That's Thumper the Rabbit talking
to Bambi's mother, in the beautiful opening sequence of Walt Disney's 1942 film,
when all the gentle animals of the forest come to see the new-born deer. In the
original 1926 novel by the Austrian writer, Felix Salten, that Disney based his
movie on, Salten named the deer Bambi because it held echoes for him of the Italian
word for baby, "Bambino." Salten had meant his story to be a kind of
allegory that spoke, on one level, to the plight of European Jews between the
world wars, and later Bambi was, in fact, outlawed by the Nazis, and Salten was
forced to flee for his life to Switzerland.
In many ways, Bambi, which had its premier fifty-nine years ago this month, was the film Disney was most proud of, technically and aesthetically. It required over a million drawings, and a complex photographic process -- involving fixed planes of forest scenery painted on pains of glass -- to give the animals' habitat its remarkable depth. Disney even built a small zoo on the studio grounds so that his artists could directly observe the movements of young and older deer. The movie is available at video stores, and when you watch it again, or for the first time with the children in your family, you'll see for yourself why it is so special -- beause, despite its dark and painful moments, it's brimming over with life and love and some of the most sublime art ever put on film.

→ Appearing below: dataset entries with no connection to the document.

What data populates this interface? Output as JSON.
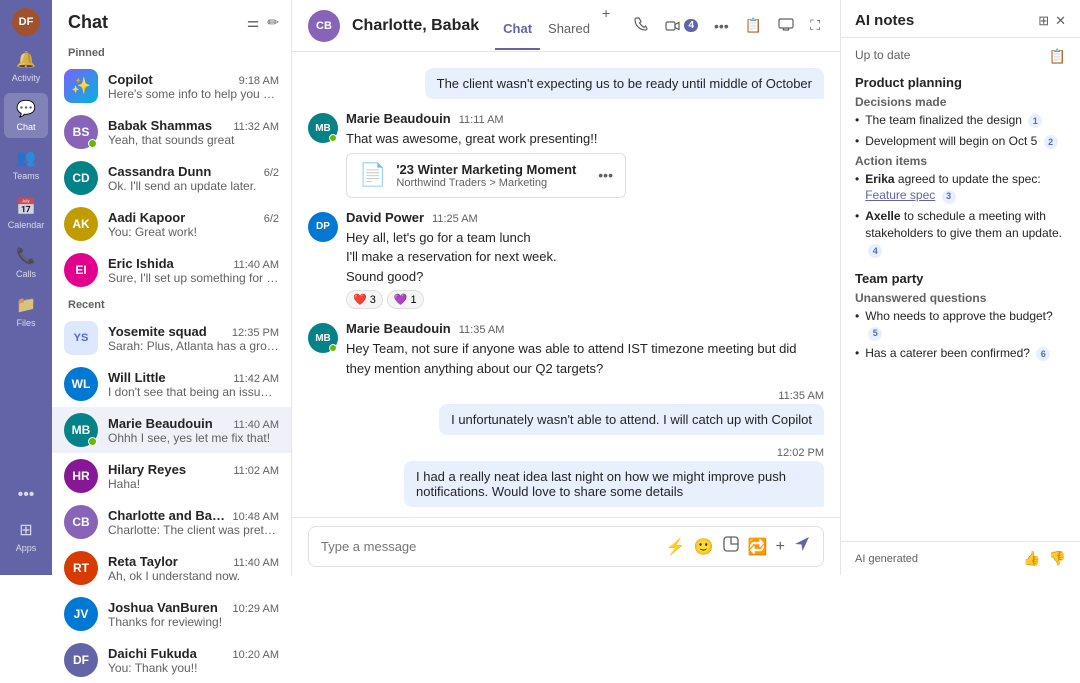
{
  "nav": {
    "items": [
      {
        "id": "activity",
        "label": "Activity",
        "icon": "🔔"
      },
      {
        "id": "chat",
        "label": "Chat",
        "icon": "💬",
        "active": true
      },
      {
        "id": "teams",
        "label": "Teams",
        "icon": "👥"
      },
      {
        "id": "calendar",
        "label": "Calendar",
        "icon": "📅"
      },
      {
        "id": "calls",
        "label": "Calls",
        "icon": "📞"
      },
      {
        "id": "files",
        "label": "Files",
        "icon": "📁"
      }
    ],
    "more_label": "•••",
    "apps_label": "Apps",
    "user_initials": "DF"
  },
  "chat_list": {
    "title": "Chat",
    "pinned_label": "Pinned",
    "recent_label": "Recent",
    "pinned": [
      {
        "id": "copilot",
        "name": "Copilot",
        "time": "9:18 AM",
        "preview": "Here's some info to help you prep for your...",
        "avatar_type": "copilot",
        "color": ""
      },
      {
        "id": "babak",
        "name": "Babak Shammas",
        "time": "11:32 AM",
        "preview": "Yeah, that sounds great",
        "avatar_type": "initial",
        "initials": "BS",
        "color": "#8764b8",
        "online": true
      },
      {
        "id": "cassandra",
        "name": "Cassandra Dunn",
        "time": "6/2",
        "preview": "Ok. I'll send an update later.",
        "avatar_type": "initial",
        "initials": "CD",
        "color": "#038387"
      },
      {
        "id": "aadi",
        "name": "Aadi Kapoor",
        "time": "6/2",
        "preview": "You: Great work!",
        "avatar_type": "initial",
        "initials": "AK",
        "color": "#c19c00"
      },
      {
        "id": "eric",
        "name": "Eric Ishida",
        "time": "11:40 AM",
        "preview": "Sure, I'll set up something for next week t...",
        "avatar_type": "initial",
        "initials": "EI",
        "color": "#e3008c"
      }
    ],
    "recent": [
      {
        "id": "yosemite",
        "name": "Yosemite squad",
        "time": "12:35 PM",
        "preview": "Sarah: Plus, Atlanta has a growing tech ...",
        "avatar_type": "group",
        "initials": "YS",
        "color": "#dde8ff"
      },
      {
        "id": "will",
        "name": "Will Little",
        "time": "11:42 AM",
        "preview": "I don't see that being an issue. Can you ta...",
        "avatar_type": "initial",
        "initials": "WL",
        "color": "#0078d4"
      },
      {
        "id": "marie",
        "name": "Marie Beaudouin",
        "time": "11:40 AM",
        "preview": "Ohhh I see, yes let me fix that!",
        "avatar_type": "initial",
        "initials": "MB",
        "color": "#038387",
        "online": true
      },
      {
        "id": "hilary",
        "name": "Hilary Reyes",
        "time": "11:02 AM",
        "preview": "Haha!",
        "avatar_type": "initial",
        "initials": "HR",
        "color": "#881798"
      },
      {
        "id": "charlotte_babak",
        "name": "Charlotte and Babak",
        "time": "10:48 AM",
        "preview": "Charlotte: The client was pretty happy with...",
        "avatar_type": "initial",
        "initials": "CB",
        "color": "#8764b8"
      },
      {
        "id": "reta",
        "name": "Reta Taylor",
        "time": "11:40 AM",
        "preview": "Ah, ok I understand now.",
        "avatar_type": "initial",
        "initials": "RT",
        "color": "#d83b01"
      },
      {
        "id": "joshua",
        "name": "Joshua VanBuren",
        "time": "10:29 AM",
        "preview": "Thanks for reviewing!",
        "avatar_type": "initial",
        "initials": "JV",
        "color": "#0078d4"
      },
      {
        "id": "daichi",
        "name": "Daichi Fukuda",
        "time": "10:20 AM",
        "preview": "You: Thank you!!",
        "avatar_type": "initial",
        "initials": "DF",
        "color": "#6264a7"
      }
    ]
  },
  "main_chat": {
    "contact_name": "Charlotte, Babak",
    "contact_initials": "CB",
    "contact_avatar_color": "#8764b8",
    "tabs": [
      {
        "id": "chat",
        "label": "Chat",
        "active": true
      },
      {
        "id": "shared",
        "label": "Shared",
        "active": false
      }
    ],
    "tab_add_icon": "+",
    "header_actions": {
      "call_icon": "📞",
      "video_count": "4",
      "more_icon": "•••",
      "notes_icon": "📝",
      "screen_icon": "🖥",
      "expand_icon": "⛶"
    },
    "messages": [
      {
        "id": "m1",
        "type": "bubble_right",
        "text": "The client wasn't expecting us to be ready until middle of October"
      },
      {
        "id": "m2",
        "type": "group",
        "sender": "Marie Beaudouin",
        "time": "11:11 AM",
        "avatar_initials": "MB",
        "avatar_color": "#038387",
        "online": true,
        "messages": [
          {
            "text": "That was awesome, great work presenting!!"
          },
          {
            "type": "attachment",
            "name": "'23 Winter Marketing Moment",
            "path": "Northwind Traders > Marketing",
            "icon": "📄"
          }
        ]
      },
      {
        "id": "m3",
        "type": "group",
        "sender": "David Power",
        "time": "11:25 AM",
        "avatar_initials": "DP",
        "avatar_color": "#0078d4",
        "messages": [
          {
            "text": "Hey all, let's go for a team lunch"
          },
          {
            "text": "I'll make a reservation for next week."
          },
          {
            "text": "Sound good?"
          }
        ],
        "reactions": [
          {
            "emoji": "❤️",
            "count": "3"
          },
          {
            "emoji": "💜",
            "count": "1"
          }
        ]
      },
      {
        "id": "m4",
        "type": "group",
        "sender": "Marie Beaudouin",
        "time": "11:35 AM",
        "avatar_initials": "MB",
        "avatar_color": "#038387",
        "online": true,
        "messages": [
          {
            "text": "Hey Team, not sure if anyone was able to attend IST timezone meeting but did they mention anything about our Q2 targets?"
          }
        ]
      },
      {
        "id": "m5",
        "type": "bubble_right",
        "time_label": "11:35 AM",
        "text": "I unfortunately wasn't able to attend. I will catch up with Copilot"
      },
      {
        "id": "m6",
        "type": "bubble_right",
        "time_label": "12:02 PM",
        "text": "I had a really neat idea last night on how we might improve push notifications. Would love to share some details"
      }
    ],
    "input_placeholder": "Type a message"
  },
  "ai_notes": {
    "title": "AI notes",
    "date_label": "Up to date",
    "sections": [
      {
        "title": "Product planning",
        "decisions_label": "Decisions made",
        "decisions": [
          {
            "text": "The team finalized the design",
            "num": "1"
          },
          {
            "text": "Development will begin on Oct 5",
            "num": "2"
          }
        ],
        "actions_label": "Action items",
        "actions": [
          {
            "bold": "Erika",
            "text": " agreed to update the spec:",
            "link": "Feature spec",
            "link_num": "3"
          },
          {
            "bold": "Axelle",
            "text": " to schedule a meeting with stakeholders to give them an update.",
            "num": "4"
          }
        ]
      },
      {
        "title": "Team party",
        "unanswered_label": "Unanswered questions",
        "questions": [
          {
            "text": "Who needs to approve the budget?",
            "num": "5"
          },
          {
            "text": "Has a caterer been confirmed?",
            "num": "6"
          }
        ]
      }
    ],
    "footer": {
      "generated_label": "AI generated",
      "thumbsup_icon": "👍",
      "thumbsdown_icon": "👎"
    }
  }
}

Copyright © 2002, John Cech
|Search the transcripts by date or keyword.